waiting for a dying baitfish to fall on their plate. Whether using a vertical jigging presentation or

a casting and hopping retrieve, keep your line tight to feel the bite.


Even a dying shad has a reflective nature- no rust spots- so if your spoon is tarnished, use some fine steel wool to polish the finish, maybe even apply some chrome polish before you hit the lake. If you are vertically jigging in the presence of feeding fish, you definitely want to slow-drop your metal into the feeding mix, but don't let it fall too fast or unnaturally. Selection of the correct weight and line diameter will help the spoon have a natural fluttering decent through the pod, falling like any natural dying shad. In death there is very little horizontal movement. Therefore boat control becomes critical. You will need to maintain a position directly over the feeding forage ball. Electronics should be reading the baitfish formation on the screen, and they should also tell you if there are big fish feeding. Baitfish form a tight roundish ball (“pod”), appearing “larger than life” in an attempt to intimidate the predators and discourage their attacks. If the ball of baitfish appears broken into smaller segments or if spaghetti-like lines appear to dart out from the concentration, this is an indication that predators are feeding and dispersing the larger pod with their attacks. A trolling motor with spot-lock is ideal for this type of fishing.


In selecting your spoon, try and match the size and color to the baitfish that are in the water you are fishing. Don’t be afraid to experiment with new techniques-the more you learn the better you become as an angler. Clear water is typically a pre-requisite for successful vertical presentations. Although slightly stained water may work in the right light conditions, vertical spooning is typically not effective in murky, dingy waters. Fishing the spoon seems to work best on sunny days when the spoon flash of the “dying bait” is highly visible. So keep the "flash" in mind in your match the hatch experimentation.


Spooning in front of the fireplace is a popular winter activity, but getting out and spooing for big bass can also lead to a big reward.
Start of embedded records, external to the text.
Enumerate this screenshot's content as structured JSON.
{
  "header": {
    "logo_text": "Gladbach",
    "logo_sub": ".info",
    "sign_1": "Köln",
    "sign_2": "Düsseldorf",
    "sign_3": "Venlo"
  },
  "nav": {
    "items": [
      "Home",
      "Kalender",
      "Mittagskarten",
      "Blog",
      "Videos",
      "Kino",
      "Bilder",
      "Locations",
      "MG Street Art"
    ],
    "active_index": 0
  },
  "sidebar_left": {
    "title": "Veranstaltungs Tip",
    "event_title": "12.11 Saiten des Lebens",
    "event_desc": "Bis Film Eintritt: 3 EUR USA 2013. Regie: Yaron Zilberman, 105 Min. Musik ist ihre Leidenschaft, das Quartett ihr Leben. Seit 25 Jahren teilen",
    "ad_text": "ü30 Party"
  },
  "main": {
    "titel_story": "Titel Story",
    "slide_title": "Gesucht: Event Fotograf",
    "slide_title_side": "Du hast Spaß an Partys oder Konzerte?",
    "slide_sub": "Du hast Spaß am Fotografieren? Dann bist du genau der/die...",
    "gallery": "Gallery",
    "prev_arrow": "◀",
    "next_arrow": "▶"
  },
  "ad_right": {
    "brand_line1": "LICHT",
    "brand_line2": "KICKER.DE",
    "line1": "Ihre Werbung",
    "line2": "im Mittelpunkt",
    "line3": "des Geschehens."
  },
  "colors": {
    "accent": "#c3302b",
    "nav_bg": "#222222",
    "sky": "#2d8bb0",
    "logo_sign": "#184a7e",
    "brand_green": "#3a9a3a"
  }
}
Just like spooning by the fire, spooning for bass, especially trying to present that natural dying action” to the spoon, requires constant attention, but there is no question it will result in some good winter action. Live the Passion!